**WHAT YOU ARE ASKED TO DO:** The whole listing below should be printed again exactly, with no images.

******

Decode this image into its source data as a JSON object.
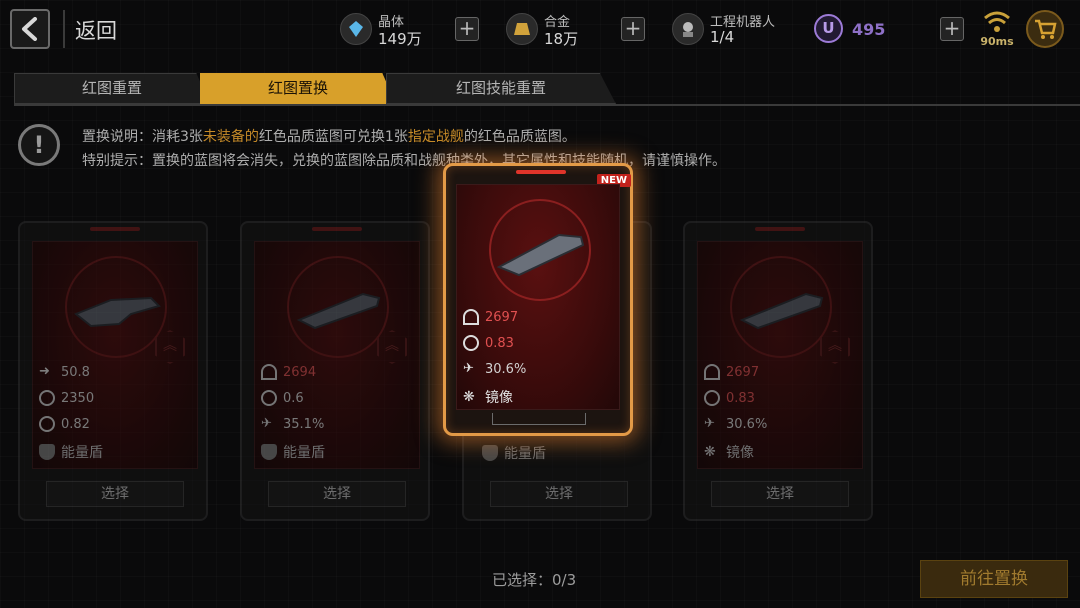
{
  "header": {
    "back_label": "返回",
    "resources": [
      {
        "name": "晶体",
        "value": "149万"
      },
      {
        "name": "合金",
        "value": "18万"
      },
      {
        "name": "工程机器人",
        "value": "1/4"
      }
    ],
    "u_label": "U",
    "u_value": "495",
    "ping": "90ms"
  },
  "tabs": [
    {
      "label": "红图重置",
      "active": false
    },
    {
      "label": "红图置换",
      "active": true
    },
    {
      "label": "红图技能重置",
      "active": false
    }
  ],
  "notice": {
    "line1_a": "置换说明：消耗3张",
    "line1_b": "未装备的",
    "line1_c": "红色品质蓝图可兑换1张",
    "line1_d": "指定战舰",
    "line1_e": "的红色品质蓝图。",
    "line2": "特别提示：置换的蓝图将会消失，兑换的蓝图除品质和战舰种类外，其它属性和技能随机，请谨慎操作。"
  },
  "cards": [
    {
      "stat1": "50.8",
      "stat2": "2350",
      "stat3": "0.82",
      "skill": "能量盾",
      "select": "选择"
    },
    {
      "stat1": "2694",
      "stat2": "0.6",
      "stat3": "35.1%",
      "skill": "能量盾",
      "select": "选择"
    },
    {
      "stat1": "2697",
      "stat2": "0.83",
      "stat3": "30.6%",
      "skill": "镜像",
      "select": "选择",
      "badge": "NEW",
      "behind_skill": "能量盾"
    },
    {
      "stat1": "2697",
      "stat2": "0.83",
      "stat3": "30.6%",
      "skill": "镜像",
      "select": "选择"
    }
  ],
  "footer": {
    "selected": "已选择：0/3",
    "go_button": "前往置换"
  },
  "colors": {
    "accent": "#d8a02a",
    "red_stat": "#e05050",
    "highlight": "#c58a28"
  }
}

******

**ANSWER SECTION:**
Decode this image into its source data as a JSON object.
{
  "header": {
    "back_label": "返回",
    "resources": [
      {
        "name": "晶体",
        "value": "149万"
      },
      {
        "name": "合金",
        "value": "18万"
      },
      {
        "name": "工程机器人",
        "value": "1/4"
      }
    ],
    "u_label": "U",
    "u_value": "495",
    "ping": "90ms"
  },
  "tabs": [
    {
      "label": "红图重置",
      "active": false
    },
    {
      "label": "红图置换",
      "active": true
    },
    {
      "label": "红图技能重置",
      "active": false
    }
  ],
  "notice": {
    "line1_a": "置换说明：消耗3张",
    "line1_b": "未装备的",
    "line1_c": "红色品质蓝图可兑换1张",
    "line1_d": "指定战舰",
    "line1_e": "的红色品质蓝图。",
    "line2": "特别提示：置换的蓝图将会消失，兑换的蓝图除品质和战舰种类外，其它属性和技能随机，请谨慎操作。"
  },
  "cards": [
    {
      "stat1": "50.8",
      "stat2": "2350",
      "stat3": "0.82",
      "skill": "能量盾",
      "select": "选择"
    },
    {
      "stat1": "2694",
      "stat2": "0.6",
      "stat3": "35.1%",
      "skill": "能量盾",
      "select": "选择"
    },
    {
      "stat1": "2697",
      "stat2": "0.83",
      "stat3": "30.6%",
      "skill": "镜像",
      "select": "选择",
      "badge": "NEW",
      "behind_skill": "能量盾"
    },
    {
      "stat1": "2697",
      "stat2": "0.83",
      "stat3": "30.6%",
      "skill": "镜像",
      "select": "选择"
    }
  ],
  "footer": {
    "selected": "已选择：0/3",
    "go_button": "前往置换"
  },
  "colors": {
    "accent": "#d8a02a",
    "red_stat": "#e05050",
    "highlight": "#c58a28"
  }
}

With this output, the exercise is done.